**WHAT TO DO**
Send back every record word for word, with nothing missing.
DATA IN THIS EXERCISE: Begin
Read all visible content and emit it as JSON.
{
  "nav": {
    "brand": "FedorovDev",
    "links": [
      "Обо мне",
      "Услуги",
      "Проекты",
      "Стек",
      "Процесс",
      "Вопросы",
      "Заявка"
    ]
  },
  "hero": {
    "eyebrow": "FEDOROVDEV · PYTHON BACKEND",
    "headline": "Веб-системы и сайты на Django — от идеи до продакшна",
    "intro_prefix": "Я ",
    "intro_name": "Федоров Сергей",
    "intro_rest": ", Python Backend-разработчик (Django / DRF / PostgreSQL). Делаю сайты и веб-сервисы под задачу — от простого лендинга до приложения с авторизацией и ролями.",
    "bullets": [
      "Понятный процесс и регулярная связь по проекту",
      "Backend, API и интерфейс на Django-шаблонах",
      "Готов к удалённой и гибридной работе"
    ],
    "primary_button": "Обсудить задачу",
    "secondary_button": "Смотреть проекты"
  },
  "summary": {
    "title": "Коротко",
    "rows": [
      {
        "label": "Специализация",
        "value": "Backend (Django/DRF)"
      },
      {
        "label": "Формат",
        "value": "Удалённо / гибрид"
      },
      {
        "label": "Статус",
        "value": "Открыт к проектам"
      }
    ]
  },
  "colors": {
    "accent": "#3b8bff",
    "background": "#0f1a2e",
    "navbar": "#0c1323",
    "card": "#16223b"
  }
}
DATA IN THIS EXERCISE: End
**ANSWER TO THE PROBLEM**
Read all visible content and emit it as JSON.
{
  "nav": {
    "brand": "FedorovDev",
    "links": [
      "Обо мне",
      "Услуги",
      "Проекты",
      "Стек",
      "Процесс",
      "Вопросы",
      "Заявка"
    ]
  },
  "hero": {
    "eyebrow": "FEDOROVDEV · PYTHON BACKEND",
    "headline": "Веб-системы и сайты на Django — от идеи до продакшна",
    "intro_prefix": "Я ",
    "intro_name": "Федоров Сергей",
    "intro_rest": ", Python Backend-разработчик (Django / DRF / PostgreSQL). Делаю сайты и веб-сервисы под задачу — от простого лендинга до приложения с авторизацией и ролями.",
    "bullets": [
      "Понятный процесс и регулярная связь по проекту",
      "Backend, API и интерфейс на Django-шаблонах",
      "Готов к удалённой и гибридной работе"
    ],
    "primary_button": "Обсудить задачу",
    "secondary_button": "Смотреть проекты"
  },
  "summary": {
    "title": "Коротко",
    "rows": [
      {
        "label": "Специализация",
        "value": "Backend (Django/DRF)"
      },
      {
        "label": "Формат",
        "value": "Удалённо / гибрид"
      },
      {
        "label": "Статус",
        "value": "Открыт к проектам"
      }
    ]
  },
  "colors": {
    "accent": "#3b8bff",
    "background": "#0f1a2e",
    "navbar": "#0c1323",
    "card": "#16223b"
  }
}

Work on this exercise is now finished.